“Ja, I grew up speaking Afrikaans.”- adding the “ja” for effect and nervously waiting for a lecture on how one shouldn’t forget one’s roots. (this never happens btw. No lectures even. But I’m still ready for it. I obviously have a conscience…it’s telling me I’ve changed. Maybe too much.)
Ashamed of my “confusing accent” and my lack of RAW- Afrikaans-ness, I reply quickly,
“I’ve been here for about 10 years now. And you?”
The cashier: “Ahh nice, ag, ja- no man, I’ve bien heer for around too yieers now. Nothing like SA hey?”
“Nope, no there’s nothing like it.”
I’d pay for my “train snacks”, and walk off smiling, knowing my SA “fix” didn’t just come from buying the biltong and other goodies, it also came from the mischevious South African smile those boys have.
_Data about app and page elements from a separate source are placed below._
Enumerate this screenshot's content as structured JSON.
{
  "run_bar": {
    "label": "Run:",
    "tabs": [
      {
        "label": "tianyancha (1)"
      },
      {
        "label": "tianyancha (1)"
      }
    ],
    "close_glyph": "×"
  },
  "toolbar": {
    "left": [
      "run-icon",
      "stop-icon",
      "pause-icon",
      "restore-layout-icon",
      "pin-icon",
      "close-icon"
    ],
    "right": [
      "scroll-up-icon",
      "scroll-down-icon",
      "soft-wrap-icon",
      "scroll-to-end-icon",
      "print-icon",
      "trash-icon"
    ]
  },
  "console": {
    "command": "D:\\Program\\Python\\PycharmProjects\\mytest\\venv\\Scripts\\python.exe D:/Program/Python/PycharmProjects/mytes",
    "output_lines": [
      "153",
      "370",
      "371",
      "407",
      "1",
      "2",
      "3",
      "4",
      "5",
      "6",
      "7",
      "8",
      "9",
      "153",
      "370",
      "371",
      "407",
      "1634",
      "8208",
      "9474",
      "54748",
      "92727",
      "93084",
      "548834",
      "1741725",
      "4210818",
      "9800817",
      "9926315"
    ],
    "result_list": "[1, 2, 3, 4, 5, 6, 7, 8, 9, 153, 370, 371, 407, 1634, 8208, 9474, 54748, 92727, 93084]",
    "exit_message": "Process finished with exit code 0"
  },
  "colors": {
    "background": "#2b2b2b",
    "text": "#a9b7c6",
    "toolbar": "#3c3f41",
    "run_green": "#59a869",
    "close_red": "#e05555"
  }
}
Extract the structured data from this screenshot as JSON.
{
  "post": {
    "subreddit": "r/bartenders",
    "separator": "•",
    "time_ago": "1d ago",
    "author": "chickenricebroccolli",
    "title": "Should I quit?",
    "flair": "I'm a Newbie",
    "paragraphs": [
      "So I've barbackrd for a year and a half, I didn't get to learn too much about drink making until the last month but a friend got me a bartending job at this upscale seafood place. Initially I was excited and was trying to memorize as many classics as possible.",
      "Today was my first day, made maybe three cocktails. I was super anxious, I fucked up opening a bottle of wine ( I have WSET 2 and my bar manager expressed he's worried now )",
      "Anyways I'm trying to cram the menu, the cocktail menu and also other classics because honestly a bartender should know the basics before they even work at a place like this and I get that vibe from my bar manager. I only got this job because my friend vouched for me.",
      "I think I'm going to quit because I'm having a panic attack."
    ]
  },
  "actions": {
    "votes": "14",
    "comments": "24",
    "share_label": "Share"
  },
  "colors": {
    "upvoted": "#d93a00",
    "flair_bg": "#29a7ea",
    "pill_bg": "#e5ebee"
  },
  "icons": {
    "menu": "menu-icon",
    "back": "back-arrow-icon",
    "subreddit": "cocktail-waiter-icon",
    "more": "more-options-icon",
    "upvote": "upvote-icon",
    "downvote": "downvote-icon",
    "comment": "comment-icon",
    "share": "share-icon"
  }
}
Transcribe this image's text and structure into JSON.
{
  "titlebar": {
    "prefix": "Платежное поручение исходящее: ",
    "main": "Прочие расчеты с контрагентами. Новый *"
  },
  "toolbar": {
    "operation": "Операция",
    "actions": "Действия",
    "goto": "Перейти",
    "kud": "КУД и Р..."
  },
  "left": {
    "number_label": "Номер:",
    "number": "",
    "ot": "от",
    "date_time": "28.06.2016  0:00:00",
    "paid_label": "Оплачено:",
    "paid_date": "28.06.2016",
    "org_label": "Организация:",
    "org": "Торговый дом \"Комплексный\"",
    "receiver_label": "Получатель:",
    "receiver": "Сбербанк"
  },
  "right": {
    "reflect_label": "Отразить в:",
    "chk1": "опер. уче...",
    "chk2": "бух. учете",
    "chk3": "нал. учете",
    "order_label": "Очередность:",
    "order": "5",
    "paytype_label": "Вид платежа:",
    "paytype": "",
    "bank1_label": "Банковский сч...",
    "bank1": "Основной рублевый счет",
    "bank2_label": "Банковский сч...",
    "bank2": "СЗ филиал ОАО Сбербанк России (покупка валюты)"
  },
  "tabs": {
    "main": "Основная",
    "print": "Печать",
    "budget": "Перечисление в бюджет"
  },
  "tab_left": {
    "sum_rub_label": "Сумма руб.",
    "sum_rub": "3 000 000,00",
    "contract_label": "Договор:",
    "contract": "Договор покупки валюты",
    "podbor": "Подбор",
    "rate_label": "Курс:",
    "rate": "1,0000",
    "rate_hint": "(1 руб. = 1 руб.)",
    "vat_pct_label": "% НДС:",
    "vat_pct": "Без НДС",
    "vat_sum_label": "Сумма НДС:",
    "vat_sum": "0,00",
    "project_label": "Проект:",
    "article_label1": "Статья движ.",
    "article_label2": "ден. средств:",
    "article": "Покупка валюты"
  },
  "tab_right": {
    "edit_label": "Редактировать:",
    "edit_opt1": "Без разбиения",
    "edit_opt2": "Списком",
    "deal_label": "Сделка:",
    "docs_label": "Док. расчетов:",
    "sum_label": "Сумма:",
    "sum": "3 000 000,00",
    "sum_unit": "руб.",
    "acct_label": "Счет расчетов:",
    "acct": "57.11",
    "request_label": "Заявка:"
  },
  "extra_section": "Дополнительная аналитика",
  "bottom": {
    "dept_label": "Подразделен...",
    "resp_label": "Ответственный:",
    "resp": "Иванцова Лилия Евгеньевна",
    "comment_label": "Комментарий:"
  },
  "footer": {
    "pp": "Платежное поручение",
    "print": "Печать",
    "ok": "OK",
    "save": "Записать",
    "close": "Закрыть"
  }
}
Ambitiously wearing “plakkies” on a cold day in London.
Before I step away from the deli, I stop, briefly inhaling another breath of nostalgia, and then set off on the last leg of my journey back to Brighton.
So, yesterday I got some “maize meal”, “boerewors” and a few other “bits and bobs”. I had a vision. I had to re-create the staple food I grew up with. And so I did. I made my own “PAP EN WORS” and boy let me tell you.
“Eish wêna…It was divine…” ( I have a funny feeling, only ex-pats speak like this…)
Here’s the recipe:
|2 cups of Iwisa|
|2 cups of water- Boil.|
|Careful not to pierce the skin of the “wors” as it will let out all the moisture and dry the sausage quite quickly.|
|Add a hint of salt to taste. Add a bit of butter too if you’d like.|
|My own version of tomato and onion relish.|
|Add a teaspoon of Durban curry powder.|
|Keep stirring the “pap”|
|Add a bit more butter just for fun.|
|And of course…I didn’t waste anything.|
A CHOIR SIMULATING AN AFRICAN STORM USING THEIR HANDS AND FEET ONLY – TOTO – AFRICA
SOUTH AFRICAN HUMOR